---- Records

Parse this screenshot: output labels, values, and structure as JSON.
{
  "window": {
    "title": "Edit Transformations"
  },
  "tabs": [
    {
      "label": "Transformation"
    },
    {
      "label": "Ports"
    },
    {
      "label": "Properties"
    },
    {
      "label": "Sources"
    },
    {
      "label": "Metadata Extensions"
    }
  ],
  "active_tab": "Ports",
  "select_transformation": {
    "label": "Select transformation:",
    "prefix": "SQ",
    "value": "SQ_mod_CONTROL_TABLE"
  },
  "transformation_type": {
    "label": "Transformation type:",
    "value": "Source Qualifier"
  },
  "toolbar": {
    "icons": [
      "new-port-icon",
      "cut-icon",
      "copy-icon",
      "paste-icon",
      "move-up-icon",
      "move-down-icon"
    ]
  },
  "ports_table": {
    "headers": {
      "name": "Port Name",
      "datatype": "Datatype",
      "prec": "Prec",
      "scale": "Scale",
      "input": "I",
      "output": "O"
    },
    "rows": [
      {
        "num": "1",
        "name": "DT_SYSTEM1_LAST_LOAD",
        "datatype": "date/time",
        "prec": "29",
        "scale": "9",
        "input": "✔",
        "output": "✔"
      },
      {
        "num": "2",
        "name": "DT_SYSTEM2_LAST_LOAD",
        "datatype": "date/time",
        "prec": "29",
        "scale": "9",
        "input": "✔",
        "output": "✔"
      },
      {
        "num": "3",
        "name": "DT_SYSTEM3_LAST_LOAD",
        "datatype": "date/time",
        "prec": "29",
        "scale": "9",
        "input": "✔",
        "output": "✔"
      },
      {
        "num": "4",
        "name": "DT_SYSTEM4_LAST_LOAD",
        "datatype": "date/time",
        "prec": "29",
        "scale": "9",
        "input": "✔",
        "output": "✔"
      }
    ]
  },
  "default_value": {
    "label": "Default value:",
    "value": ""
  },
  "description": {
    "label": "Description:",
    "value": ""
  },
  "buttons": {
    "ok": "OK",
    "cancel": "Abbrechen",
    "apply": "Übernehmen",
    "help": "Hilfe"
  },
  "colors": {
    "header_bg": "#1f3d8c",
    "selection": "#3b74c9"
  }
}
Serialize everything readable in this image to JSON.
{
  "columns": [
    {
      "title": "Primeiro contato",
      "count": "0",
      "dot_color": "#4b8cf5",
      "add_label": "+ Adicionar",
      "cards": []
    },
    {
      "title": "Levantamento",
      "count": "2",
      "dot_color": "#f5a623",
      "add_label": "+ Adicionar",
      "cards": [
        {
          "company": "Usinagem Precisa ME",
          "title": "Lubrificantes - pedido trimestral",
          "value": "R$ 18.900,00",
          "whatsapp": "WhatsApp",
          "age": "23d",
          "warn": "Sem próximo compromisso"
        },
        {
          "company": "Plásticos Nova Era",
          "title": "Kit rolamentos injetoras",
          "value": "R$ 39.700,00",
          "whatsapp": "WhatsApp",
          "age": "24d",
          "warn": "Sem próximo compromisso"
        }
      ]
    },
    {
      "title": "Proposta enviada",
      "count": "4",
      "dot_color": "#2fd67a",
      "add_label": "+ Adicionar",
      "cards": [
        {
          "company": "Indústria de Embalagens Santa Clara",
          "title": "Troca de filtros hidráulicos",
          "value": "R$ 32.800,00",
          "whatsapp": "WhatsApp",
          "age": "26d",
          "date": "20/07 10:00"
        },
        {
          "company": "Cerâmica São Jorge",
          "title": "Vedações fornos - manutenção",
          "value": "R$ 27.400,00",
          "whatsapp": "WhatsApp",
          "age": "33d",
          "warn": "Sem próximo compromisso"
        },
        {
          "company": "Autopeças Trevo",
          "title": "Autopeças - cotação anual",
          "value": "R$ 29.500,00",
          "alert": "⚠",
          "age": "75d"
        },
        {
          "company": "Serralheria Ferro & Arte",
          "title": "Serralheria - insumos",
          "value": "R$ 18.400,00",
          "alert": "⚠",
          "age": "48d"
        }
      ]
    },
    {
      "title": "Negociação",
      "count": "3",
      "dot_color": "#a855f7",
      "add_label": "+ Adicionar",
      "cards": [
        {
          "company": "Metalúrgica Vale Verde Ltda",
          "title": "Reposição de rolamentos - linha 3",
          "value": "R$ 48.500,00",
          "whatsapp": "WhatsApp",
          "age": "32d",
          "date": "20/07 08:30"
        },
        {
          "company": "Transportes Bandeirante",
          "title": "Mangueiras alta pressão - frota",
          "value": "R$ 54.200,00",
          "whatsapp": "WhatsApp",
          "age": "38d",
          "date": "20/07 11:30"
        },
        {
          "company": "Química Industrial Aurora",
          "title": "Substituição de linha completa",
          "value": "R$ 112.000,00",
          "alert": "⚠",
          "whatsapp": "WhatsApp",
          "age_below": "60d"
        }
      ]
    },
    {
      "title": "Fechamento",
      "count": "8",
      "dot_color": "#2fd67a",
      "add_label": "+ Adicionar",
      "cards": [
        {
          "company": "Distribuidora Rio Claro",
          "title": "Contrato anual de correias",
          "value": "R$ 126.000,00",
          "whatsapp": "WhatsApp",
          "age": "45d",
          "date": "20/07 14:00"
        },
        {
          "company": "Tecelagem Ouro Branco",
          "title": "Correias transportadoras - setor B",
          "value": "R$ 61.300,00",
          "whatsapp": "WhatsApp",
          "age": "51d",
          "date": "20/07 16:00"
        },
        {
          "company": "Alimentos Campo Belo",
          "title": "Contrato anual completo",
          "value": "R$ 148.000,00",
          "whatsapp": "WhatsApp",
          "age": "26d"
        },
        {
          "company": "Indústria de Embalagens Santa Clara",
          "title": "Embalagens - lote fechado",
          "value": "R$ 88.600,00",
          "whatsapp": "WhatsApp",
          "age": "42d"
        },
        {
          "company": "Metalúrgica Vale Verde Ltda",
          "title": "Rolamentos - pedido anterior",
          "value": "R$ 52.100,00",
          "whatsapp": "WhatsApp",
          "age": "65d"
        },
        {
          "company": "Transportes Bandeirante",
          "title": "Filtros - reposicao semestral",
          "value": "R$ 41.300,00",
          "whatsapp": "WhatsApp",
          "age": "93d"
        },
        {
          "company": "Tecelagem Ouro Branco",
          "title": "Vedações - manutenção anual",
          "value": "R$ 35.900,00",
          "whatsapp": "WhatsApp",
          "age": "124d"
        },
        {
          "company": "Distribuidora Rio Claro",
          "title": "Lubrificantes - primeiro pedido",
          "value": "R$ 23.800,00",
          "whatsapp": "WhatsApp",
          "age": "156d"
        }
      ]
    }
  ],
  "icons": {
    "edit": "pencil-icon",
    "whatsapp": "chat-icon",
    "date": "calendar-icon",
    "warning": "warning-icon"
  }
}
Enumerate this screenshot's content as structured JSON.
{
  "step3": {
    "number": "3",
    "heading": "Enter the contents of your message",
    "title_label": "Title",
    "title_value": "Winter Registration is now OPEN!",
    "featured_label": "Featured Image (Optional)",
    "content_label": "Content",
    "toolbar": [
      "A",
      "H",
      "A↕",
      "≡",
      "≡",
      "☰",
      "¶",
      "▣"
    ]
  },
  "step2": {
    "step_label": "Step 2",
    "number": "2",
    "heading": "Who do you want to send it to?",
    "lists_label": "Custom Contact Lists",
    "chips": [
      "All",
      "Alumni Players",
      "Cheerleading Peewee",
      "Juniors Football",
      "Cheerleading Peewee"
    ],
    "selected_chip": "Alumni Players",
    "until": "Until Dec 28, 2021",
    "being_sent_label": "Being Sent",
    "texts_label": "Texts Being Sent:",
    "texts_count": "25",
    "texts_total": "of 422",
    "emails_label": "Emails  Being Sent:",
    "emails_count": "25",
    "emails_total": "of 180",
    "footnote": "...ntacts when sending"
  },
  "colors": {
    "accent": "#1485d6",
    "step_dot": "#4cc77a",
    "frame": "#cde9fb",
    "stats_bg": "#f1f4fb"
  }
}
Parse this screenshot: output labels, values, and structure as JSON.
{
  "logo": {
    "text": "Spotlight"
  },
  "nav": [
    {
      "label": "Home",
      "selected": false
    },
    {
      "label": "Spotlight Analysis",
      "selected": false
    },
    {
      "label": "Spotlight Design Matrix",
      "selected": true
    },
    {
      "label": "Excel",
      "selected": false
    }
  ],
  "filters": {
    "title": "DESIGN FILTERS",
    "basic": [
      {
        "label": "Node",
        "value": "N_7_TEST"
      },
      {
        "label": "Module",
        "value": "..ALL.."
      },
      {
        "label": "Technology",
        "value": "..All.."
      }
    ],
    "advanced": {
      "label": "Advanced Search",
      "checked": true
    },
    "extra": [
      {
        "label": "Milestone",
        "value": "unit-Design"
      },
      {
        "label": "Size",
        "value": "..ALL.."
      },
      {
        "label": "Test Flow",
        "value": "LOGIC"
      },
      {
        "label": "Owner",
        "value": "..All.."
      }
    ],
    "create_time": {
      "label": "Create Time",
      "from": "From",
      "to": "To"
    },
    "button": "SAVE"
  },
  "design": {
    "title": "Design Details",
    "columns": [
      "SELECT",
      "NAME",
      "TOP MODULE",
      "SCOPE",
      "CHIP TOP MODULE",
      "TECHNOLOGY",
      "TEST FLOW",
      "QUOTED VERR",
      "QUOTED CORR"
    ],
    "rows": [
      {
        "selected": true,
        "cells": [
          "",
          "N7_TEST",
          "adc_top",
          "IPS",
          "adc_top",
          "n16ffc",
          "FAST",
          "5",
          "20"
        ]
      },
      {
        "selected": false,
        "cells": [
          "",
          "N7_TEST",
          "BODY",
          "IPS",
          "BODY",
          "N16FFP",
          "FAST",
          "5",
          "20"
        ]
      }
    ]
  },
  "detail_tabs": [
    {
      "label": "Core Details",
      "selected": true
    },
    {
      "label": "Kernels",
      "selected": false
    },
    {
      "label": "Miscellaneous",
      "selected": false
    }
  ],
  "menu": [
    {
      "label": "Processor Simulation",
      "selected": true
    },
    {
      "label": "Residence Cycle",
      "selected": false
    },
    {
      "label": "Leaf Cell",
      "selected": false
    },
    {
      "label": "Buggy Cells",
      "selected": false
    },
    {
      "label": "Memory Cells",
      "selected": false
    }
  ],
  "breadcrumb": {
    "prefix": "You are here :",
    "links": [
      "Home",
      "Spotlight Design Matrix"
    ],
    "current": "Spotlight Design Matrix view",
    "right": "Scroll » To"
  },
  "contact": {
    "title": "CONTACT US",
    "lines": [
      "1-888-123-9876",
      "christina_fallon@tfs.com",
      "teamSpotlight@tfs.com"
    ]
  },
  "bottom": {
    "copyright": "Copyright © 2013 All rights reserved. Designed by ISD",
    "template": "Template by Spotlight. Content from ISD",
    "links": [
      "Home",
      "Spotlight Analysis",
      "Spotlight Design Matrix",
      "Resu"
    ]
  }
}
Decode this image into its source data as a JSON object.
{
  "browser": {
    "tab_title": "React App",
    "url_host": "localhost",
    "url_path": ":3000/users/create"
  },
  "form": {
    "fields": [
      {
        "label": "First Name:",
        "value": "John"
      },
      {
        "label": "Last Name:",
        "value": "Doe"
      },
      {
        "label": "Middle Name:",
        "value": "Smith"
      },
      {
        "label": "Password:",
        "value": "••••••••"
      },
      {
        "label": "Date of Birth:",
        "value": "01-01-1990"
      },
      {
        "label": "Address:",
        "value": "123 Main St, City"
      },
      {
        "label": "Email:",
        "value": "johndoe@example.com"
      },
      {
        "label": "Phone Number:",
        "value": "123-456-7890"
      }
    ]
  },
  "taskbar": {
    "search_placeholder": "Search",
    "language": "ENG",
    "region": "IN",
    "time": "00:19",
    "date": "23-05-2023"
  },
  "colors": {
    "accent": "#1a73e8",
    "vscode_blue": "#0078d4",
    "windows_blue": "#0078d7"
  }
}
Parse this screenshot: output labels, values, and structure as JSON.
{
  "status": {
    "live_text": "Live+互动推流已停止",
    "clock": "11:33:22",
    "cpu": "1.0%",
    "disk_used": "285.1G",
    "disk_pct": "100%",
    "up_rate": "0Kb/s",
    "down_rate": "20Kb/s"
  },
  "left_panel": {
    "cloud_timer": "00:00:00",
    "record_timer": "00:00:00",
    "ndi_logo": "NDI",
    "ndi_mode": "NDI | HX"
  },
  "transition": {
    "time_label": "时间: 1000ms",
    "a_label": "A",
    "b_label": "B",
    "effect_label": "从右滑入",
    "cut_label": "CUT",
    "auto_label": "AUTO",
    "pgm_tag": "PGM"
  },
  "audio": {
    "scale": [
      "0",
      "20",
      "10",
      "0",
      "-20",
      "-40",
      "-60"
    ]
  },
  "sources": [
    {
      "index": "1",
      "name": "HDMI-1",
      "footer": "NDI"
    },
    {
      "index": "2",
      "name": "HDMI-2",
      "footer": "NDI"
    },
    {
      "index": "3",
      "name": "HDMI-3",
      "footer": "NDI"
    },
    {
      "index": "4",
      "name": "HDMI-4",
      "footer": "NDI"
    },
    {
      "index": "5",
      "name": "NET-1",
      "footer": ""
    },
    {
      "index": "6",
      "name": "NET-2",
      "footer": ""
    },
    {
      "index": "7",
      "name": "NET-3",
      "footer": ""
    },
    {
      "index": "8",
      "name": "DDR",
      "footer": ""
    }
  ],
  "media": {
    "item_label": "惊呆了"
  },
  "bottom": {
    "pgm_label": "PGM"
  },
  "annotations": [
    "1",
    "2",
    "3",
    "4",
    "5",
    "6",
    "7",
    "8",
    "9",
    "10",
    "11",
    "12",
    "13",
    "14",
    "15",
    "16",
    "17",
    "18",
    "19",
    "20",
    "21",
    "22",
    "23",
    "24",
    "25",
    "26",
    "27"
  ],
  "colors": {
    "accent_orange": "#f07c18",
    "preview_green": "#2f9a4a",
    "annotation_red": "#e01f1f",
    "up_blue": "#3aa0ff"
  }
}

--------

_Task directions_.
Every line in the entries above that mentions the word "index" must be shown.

_Written solution_.
      "index": "1",
      "index": "2",
      "index": "3",
      "index": "4",
      "index": "5",
      "index": "6",
      "index": "7",
      "index": "8",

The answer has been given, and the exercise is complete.